(Records contained in a dataset)
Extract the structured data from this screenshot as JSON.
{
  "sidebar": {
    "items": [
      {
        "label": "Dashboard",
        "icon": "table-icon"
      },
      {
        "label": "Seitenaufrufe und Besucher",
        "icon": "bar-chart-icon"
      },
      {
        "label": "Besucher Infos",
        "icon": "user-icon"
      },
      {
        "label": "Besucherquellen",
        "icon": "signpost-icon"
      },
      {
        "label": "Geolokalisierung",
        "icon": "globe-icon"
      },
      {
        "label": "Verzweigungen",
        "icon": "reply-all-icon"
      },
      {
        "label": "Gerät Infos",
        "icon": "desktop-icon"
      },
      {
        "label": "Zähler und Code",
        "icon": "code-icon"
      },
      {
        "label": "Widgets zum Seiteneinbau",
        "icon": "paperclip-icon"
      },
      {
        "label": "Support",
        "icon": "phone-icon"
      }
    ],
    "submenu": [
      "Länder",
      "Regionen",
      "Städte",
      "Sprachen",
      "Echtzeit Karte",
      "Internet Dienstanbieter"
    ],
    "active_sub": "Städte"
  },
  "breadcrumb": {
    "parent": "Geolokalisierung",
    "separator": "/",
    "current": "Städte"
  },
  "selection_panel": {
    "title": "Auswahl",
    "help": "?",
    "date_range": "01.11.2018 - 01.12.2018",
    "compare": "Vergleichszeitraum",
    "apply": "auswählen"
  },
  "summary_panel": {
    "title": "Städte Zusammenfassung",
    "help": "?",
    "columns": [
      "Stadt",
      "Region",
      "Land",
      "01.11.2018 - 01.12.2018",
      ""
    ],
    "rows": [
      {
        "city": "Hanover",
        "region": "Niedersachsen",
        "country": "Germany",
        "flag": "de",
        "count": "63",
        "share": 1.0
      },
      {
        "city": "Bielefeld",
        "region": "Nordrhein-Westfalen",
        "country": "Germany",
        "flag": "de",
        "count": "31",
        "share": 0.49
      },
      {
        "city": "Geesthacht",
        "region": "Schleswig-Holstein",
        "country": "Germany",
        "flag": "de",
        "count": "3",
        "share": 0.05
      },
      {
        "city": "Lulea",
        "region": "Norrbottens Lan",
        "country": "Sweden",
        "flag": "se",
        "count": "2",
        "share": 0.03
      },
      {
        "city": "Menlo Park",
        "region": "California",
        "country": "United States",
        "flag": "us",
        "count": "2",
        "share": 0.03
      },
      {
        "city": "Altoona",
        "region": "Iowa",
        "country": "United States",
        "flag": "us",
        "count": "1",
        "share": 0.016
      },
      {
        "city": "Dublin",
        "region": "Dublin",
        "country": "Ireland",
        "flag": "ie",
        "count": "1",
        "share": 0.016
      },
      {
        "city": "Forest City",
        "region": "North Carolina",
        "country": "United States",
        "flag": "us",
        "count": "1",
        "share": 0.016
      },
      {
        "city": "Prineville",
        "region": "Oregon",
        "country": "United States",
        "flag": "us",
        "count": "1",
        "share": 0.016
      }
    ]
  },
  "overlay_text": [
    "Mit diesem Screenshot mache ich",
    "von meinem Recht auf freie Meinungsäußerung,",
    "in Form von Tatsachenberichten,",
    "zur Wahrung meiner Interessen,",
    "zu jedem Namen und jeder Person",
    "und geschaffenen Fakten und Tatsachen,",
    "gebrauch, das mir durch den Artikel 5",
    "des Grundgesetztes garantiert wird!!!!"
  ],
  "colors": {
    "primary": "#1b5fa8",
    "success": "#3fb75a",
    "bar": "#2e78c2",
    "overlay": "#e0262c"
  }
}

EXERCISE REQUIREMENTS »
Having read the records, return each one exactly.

EXERCISE RESULT »
Extract the structured data from this screenshot as JSON.
{
  "sidebar": {
    "items": [
      {
        "label": "Dashboard",
        "icon": "table-icon"
      },
      {
        "label": "Seitenaufrufe und Besucher",
        "icon": "bar-chart-icon"
      },
      {
        "label": "Besucher Infos",
        "icon": "user-icon"
      },
      {
        "label": "Besucherquellen",
        "icon": "signpost-icon"
      },
      {
        "label": "Geolokalisierung",
        "icon": "globe-icon"
      },
      {
        "label": "Verzweigungen",
        "icon": "reply-all-icon"
      },
      {
        "label": "Gerät Infos",
        "icon": "desktop-icon"
      },
      {
        "label": "Zähler und Code",
        "icon": "code-icon"
      },
      {
        "label": "Widgets zum Seiteneinbau",
        "icon": "paperclip-icon"
      },
      {
        "label": "Support",
        "icon": "phone-icon"
      }
    ],
    "submenu": [
      "Länder",
      "Regionen",
      "Städte",
      "Sprachen",
      "Echtzeit Karte",
      "Internet Dienstanbieter"
    ],
    "active_sub": "Städte"
  },
  "breadcrumb": {
    "parent": "Geolokalisierung",
    "separator": "/",
    "current": "Städte"
  },
  "selection_panel": {
    "title": "Auswahl",
    "help": "?",
    "date_range": "01.11.2018 - 01.12.2018",
    "compare": "Vergleichszeitraum",
    "apply": "auswählen"
  },
  "summary_panel": {
    "title": "Städte Zusammenfassung",
    "help": "?",
    "columns": [
      "Stadt",
      "Region",
      "Land",
      "01.11.2018 - 01.12.2018",
      ""
    ],
    "rows": [
      {
        "city": "Hanover",
        "region": "Niedersachsen",
        "country": "Germany",
        "flag": "de",
        "count": "63",
        "share": 1.0
      },
      {
        "city": "Bielefeld",
        "region": "Nordrhein-Westfalen",
        "country": "Germany",
        "flag": "de",
        "count": "31",
        "share": 0.49
      },
      {
        "city": "Geesthacht",
        "region": "Schleswig-Holstein",
        "country": "Germany",
        "flag": "de",
        "count": "3",
        "share": 0.05
      },
      {
        "city": "Lulea",
        "region": "Norrbottens Lan",
        "country": "Sweden",
        "flag": "se",
        "count": "2",
        "share": 0.03
      },
      {
        "city": "Menlo Park",
        "region": "California",
        "country": "United States",
        "flag": "us",
        "count": "2",
        "share": 0.03
      },
      {
        "city": "Altoona",
        "region": "Iowa",
        "country": "United States",
        "flag": "us",
        "count": "1",
        "share": 0.016
      },
      {
        "city": "Dublin",
        "region": "Dublin",
        "country": "Ireland",
        "flag": "ie",
        "count": "1",
        "share": 0.016
      },
      {
        "city": "Forest City",
        "region": "North Carolina",
        "country": "United States",
        "flag": "us",
        "count": "1",
        "share": 0.016
      },
      {
        "city": "Prineville",
        "region": "Oregon",
        "country": "United States",
        "flag": "us",
        "count": "1",
        "share": 0.016
      }
    ]
  },
  "overlay_text": [
    "Mit diesem Screenshot mache ich",
    "von meinem Recht auf freie Meinungsäußerung,",
    "in Form von Tatsachenberichten,",
    "zur Wahrung meiner Interessen,",
    "zu jedem Namen und jeder Person",
    "und geschaffenen Fakten und Tatsachen,",
    "gebrauch, das mir durch den Artikel 5",
    "des Grundgesetztes garantiert wird!!!!"
  ],
  "colors": {
    "primary": "#1b5fa8",
    "success": "#3fb75a",
    "bar": "#2e78c2",
    "overlay": "#e0262c"
  }
}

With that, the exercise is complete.